For those reasons, Siroky says, all animals will have to be included, not only cows, but sheep, horses and pigs. In England for example, cows are identified, but sheep are not, and he says sheep were implicated in the rapid spread of foot and mouth disease there.
That concerns Ted Johnson. He’s a Wisconsin dairy farmer who likes the idea of a universal identification system because it would quickly pinpoint the location of animals that might have come in contact with a disease.
“If in the event of an outbreak of some highly contagious disease, it could be stopped very quickly and we wouldn’t have to have wholesale slaughtering of cattle.”
Still Johnson says many farmers are concerned about how much the ID would cost, who would maintain the records, and who would have access to them.

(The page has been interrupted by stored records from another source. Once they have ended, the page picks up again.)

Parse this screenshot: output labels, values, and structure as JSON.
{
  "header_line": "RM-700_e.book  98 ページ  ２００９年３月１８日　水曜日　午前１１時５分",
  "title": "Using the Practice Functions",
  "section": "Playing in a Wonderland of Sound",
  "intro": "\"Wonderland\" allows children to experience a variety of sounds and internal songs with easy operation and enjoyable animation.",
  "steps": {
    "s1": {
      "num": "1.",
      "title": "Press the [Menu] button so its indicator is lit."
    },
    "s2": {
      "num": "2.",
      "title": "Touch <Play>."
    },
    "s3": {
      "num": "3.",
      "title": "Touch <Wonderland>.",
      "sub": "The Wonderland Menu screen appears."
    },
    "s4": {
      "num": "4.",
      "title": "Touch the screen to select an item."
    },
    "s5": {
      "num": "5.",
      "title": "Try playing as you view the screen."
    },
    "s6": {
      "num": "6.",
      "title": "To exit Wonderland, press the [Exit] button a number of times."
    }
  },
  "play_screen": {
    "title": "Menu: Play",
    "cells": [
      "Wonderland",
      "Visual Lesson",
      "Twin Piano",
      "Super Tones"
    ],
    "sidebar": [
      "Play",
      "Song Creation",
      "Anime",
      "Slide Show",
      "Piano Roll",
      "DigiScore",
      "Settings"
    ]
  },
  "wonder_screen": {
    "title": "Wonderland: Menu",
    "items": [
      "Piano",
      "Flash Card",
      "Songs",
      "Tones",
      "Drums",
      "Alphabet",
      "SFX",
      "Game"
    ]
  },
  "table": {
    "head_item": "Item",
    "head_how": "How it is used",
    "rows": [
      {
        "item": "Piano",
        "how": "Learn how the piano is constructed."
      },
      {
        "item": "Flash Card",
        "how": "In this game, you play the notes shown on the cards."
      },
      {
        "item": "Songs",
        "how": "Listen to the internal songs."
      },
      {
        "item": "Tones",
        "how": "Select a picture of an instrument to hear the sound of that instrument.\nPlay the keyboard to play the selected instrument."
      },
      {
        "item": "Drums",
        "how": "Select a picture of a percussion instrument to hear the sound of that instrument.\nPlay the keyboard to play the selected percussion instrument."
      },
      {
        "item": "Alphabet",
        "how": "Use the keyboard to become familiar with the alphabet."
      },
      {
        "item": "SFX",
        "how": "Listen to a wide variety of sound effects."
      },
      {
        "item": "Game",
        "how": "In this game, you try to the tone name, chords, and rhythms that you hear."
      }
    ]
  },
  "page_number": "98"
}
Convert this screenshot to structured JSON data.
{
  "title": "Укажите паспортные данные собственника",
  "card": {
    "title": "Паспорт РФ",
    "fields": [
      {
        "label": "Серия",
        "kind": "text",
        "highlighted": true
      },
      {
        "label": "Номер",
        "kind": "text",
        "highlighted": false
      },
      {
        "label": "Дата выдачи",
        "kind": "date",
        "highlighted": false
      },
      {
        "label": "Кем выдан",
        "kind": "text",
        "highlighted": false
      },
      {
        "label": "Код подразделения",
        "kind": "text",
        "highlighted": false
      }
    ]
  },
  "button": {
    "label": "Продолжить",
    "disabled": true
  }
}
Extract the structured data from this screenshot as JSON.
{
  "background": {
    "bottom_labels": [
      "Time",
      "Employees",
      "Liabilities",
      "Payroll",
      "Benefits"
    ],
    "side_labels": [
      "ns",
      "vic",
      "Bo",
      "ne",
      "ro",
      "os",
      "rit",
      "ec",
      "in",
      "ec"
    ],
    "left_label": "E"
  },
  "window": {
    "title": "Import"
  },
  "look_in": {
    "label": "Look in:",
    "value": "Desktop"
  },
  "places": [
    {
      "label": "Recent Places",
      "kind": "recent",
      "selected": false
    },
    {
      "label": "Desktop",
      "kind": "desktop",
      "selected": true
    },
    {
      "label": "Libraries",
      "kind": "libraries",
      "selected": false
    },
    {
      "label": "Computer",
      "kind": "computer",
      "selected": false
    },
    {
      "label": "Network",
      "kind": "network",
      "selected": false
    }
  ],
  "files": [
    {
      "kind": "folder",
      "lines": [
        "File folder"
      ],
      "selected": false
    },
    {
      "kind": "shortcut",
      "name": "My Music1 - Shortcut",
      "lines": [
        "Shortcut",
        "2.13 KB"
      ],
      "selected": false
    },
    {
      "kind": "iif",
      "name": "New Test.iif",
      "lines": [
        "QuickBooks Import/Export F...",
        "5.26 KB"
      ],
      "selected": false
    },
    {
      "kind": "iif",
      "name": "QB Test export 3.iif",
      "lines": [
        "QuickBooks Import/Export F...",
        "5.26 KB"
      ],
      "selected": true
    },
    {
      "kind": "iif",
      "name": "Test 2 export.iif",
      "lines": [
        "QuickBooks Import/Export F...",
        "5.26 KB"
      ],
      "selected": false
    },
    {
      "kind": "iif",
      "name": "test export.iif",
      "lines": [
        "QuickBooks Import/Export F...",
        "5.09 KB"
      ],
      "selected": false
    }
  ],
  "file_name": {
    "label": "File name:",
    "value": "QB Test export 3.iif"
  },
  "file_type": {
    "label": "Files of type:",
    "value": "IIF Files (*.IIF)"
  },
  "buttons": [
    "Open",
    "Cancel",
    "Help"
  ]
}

“The worst case scenario would be if that information is released and there is some doubt about the information or if the information is used in an incorrect manner, the perception can be there’s a problem on individual farms.”
State veterinarian Clarence Siroky says that’s why input from farmers, processors, privacy advocates and consumers is important as the technology is developing.
Still to be decided is the type of animal ID that would be used. Siroky says it could be a tag placed on the animal’s ear. However, some animals already have so many different ear tags, he says one ear can look like a Christmas tree. Other possibilities include a computer chip or other type of recyclables monitor placed inside an animal.
Meanwhile, AG secretary Harsdorf says the records included in a computerized type of system could be very beneficial to consumers at the supermarket.
“At some point in time, you’re gonna have the ability to go through a grocery store and see up on a screen when you buy that package where it came from, a picture of the operation — it’s almost mind boggling to see what could happen down the road.”
Still, farmer Ted Johnson worries all the talk right now about the need for animal identification might create a consumer backlash.
“I feel as a producer our food supply is very safe. I don’t want the perception to be that an animal ID program is being instituted because we have a problem.”
But a potential problem without plans to deal with it could create havoc for the agricultural industry, and so far veterinarian Siroky doesn’t know when a system with wide support might be in place. He does say animal health officials are on high alert for the appearance of any contagious diseases. At the same time, he says even if Wisconsin comes up with a proactive plan, unless other states adopt a similar identification method, any tracking system would have limited effectiveness. For the Great Lakes Radio Consortium, I’m Mary Jo Wagner.